Records drawn from a dataset:
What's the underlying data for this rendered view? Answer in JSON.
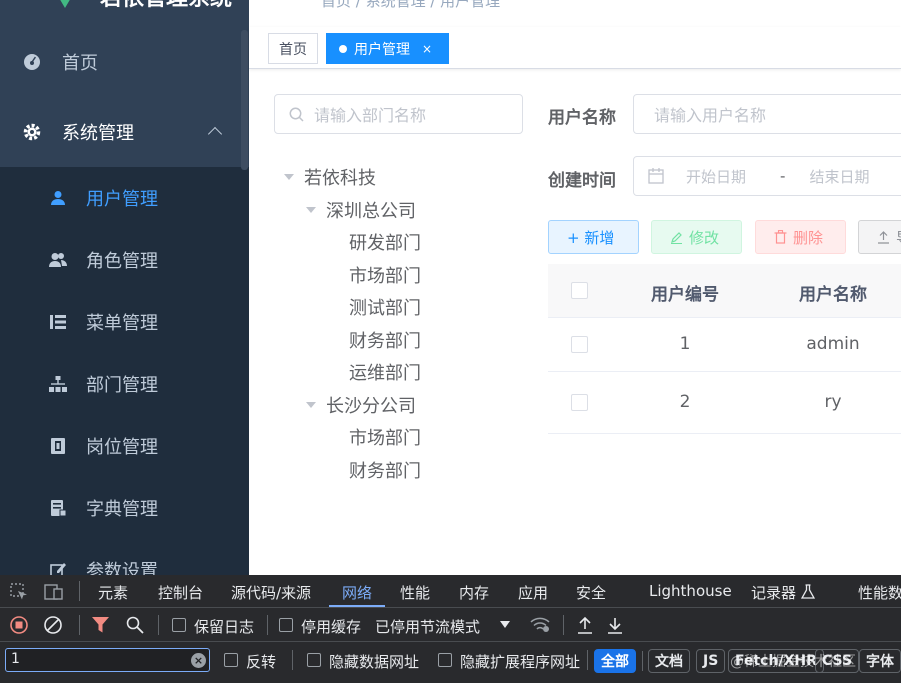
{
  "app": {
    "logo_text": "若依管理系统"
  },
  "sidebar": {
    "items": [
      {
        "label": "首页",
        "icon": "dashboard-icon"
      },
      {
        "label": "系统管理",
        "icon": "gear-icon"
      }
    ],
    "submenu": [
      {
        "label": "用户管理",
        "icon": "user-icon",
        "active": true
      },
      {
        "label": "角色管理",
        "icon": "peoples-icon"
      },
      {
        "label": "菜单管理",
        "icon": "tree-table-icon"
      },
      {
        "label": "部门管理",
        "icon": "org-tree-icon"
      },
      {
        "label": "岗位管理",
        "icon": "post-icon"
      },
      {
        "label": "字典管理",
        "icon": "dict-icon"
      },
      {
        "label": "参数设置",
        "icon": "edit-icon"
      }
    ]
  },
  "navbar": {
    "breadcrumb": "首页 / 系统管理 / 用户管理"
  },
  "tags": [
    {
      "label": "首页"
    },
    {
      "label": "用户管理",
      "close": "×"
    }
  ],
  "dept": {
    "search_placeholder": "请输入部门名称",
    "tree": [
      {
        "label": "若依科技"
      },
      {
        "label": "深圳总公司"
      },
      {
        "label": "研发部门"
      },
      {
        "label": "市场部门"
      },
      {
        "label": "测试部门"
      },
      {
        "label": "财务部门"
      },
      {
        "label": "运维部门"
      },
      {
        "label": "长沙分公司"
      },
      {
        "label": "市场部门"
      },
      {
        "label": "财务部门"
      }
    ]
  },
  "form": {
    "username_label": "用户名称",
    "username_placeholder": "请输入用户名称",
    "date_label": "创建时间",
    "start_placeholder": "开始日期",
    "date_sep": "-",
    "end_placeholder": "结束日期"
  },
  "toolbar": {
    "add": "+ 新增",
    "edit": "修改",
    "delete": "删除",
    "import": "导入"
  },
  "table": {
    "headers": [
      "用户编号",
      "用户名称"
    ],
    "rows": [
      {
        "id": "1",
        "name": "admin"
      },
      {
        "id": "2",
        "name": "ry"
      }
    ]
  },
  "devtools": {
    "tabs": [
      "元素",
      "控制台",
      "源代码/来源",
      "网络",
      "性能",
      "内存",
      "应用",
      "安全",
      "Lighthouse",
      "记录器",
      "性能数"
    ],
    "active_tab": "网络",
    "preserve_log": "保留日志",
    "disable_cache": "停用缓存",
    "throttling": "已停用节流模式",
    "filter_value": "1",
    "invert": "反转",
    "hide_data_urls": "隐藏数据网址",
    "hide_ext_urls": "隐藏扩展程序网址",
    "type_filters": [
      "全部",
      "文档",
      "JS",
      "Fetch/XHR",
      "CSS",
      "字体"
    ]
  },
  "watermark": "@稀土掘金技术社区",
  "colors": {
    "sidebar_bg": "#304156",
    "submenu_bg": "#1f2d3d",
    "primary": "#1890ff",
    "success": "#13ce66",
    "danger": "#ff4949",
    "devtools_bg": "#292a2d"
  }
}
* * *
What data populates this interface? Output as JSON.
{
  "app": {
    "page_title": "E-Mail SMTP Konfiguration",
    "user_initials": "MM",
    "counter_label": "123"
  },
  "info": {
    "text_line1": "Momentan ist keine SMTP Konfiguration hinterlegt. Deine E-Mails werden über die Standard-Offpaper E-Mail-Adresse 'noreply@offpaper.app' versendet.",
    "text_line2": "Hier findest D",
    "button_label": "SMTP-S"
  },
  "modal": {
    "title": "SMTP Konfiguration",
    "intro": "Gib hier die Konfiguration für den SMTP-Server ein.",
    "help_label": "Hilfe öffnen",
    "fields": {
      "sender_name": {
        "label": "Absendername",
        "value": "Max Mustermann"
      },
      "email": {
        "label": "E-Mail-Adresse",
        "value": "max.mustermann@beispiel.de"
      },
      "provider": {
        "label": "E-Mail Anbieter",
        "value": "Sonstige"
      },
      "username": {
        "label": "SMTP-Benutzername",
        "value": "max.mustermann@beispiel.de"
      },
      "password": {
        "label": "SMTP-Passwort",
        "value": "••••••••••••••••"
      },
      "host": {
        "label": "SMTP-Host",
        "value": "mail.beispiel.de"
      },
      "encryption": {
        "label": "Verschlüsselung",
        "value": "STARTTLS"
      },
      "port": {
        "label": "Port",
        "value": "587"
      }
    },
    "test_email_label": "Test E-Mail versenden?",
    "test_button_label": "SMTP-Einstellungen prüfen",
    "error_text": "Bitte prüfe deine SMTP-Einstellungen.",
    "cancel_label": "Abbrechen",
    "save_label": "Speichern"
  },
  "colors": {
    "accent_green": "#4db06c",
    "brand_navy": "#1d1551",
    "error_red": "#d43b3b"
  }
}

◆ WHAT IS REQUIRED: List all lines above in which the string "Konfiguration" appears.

◆ ANSWER BOX:
    "page_title": "E-Mail SMTP Konfiguration",
    "text_line1": "Momentan ist keine SMTP Konfiguration hinterlegt. Deine E-Mails werden über die Standard-Offpaper E-Mail-Adresse 'noreply@offpaper.app' versendet.",
    "title": "SMTP Konfiguration",
    "intro": "Gib hier die Konfiguration für den SMTP-Server ein.",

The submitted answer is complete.